From School Library Journal
Grade 4-8-This short novel is gripping. From the opening scene, through the lengthy flashback, then back to the present (1910), readers will be unable to set this book down. The story is told from the point of view of 14-year-old Therese. She looks back on a horrible winter, four years earlier, when a series of catastrophic and mysterious events forced her family to flee the homestead they had established on the Canadian prairie in the late 1800s. A particularly harsh winter drove a pack of wolves to move into a settled area from their normal home in the hinterland. Then Therese's mother began to behave oddly when the wolves were near their home. What was her connection to the wolves? Was it all a nightmare, or were there supernatural forces at work? The characters are interesting and believable, and Rice has deftly drawn even the most minor characters. The fine threads of the plot, with plenty of foreshadowing and tension, are woven into a richly textured cloth. The resolution is highly satisfactory, avoiding the usual sort of "Hollywood" ending, while leaving readers hopeful for the family's future. The relationship between man and nature, and the fear of wolves that has permeated human history, come together in this magical tale. It makes an excellent read-aloud and has the potential to become a modern fairy tale, read by one generation to the next, and passed on for years to come.Lucinda Lockwood, Thomas Haney Secondary School, Maple Ridge, BC
Copyright 1994 Reed Business Information, Inc.

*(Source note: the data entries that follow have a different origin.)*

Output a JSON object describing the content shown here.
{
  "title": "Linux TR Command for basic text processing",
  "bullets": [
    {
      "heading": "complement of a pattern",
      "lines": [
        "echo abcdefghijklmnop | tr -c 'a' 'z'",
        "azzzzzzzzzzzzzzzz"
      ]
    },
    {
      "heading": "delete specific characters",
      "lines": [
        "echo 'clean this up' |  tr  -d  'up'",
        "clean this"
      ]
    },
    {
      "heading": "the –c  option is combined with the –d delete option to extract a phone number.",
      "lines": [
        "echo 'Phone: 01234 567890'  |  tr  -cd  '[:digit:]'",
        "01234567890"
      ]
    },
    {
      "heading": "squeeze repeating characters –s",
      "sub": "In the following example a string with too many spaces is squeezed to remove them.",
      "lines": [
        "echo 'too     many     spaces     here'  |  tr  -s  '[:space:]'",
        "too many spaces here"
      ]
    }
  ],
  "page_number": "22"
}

Gr. 5-8. Canada in 1906 is the setting of an eerie story sure to elicit chills and uneasy jokes from middle readers. During an especially severe and stressful winter, the wolves begin to appear every night. Although their mournful cry sets everyone's nerves on edge, no one is more upset than Therese's mother, who, nearly frozen and completely unable to remember anything of her past, had mysteriously arrived in the northern village during a horrible blizzard 13 years earlier. She stayed, eventually marrying and giving birth to Therese, the story's narrator, and her brother, Joey. The wolves had haunted the village then, and now years later, they have returned, menacing the homesteaders and killing livestock--looking for their white leader, Pinky the hired hand speculates. Only Pinky believes that the wolf they are searching for is Mama, the loving wife and mother with no past. Rice has crafted a suspenseful story that weaves the folklore of lycanthropy with the reality of family life and love. The reader, like Pinky, will slowly come to the horrifying realization of Mama's past and will grieve with her family as she is pulled further into the wolf pack. A strange, haunting book sure to appeal to early adolescents. Frances Bradburn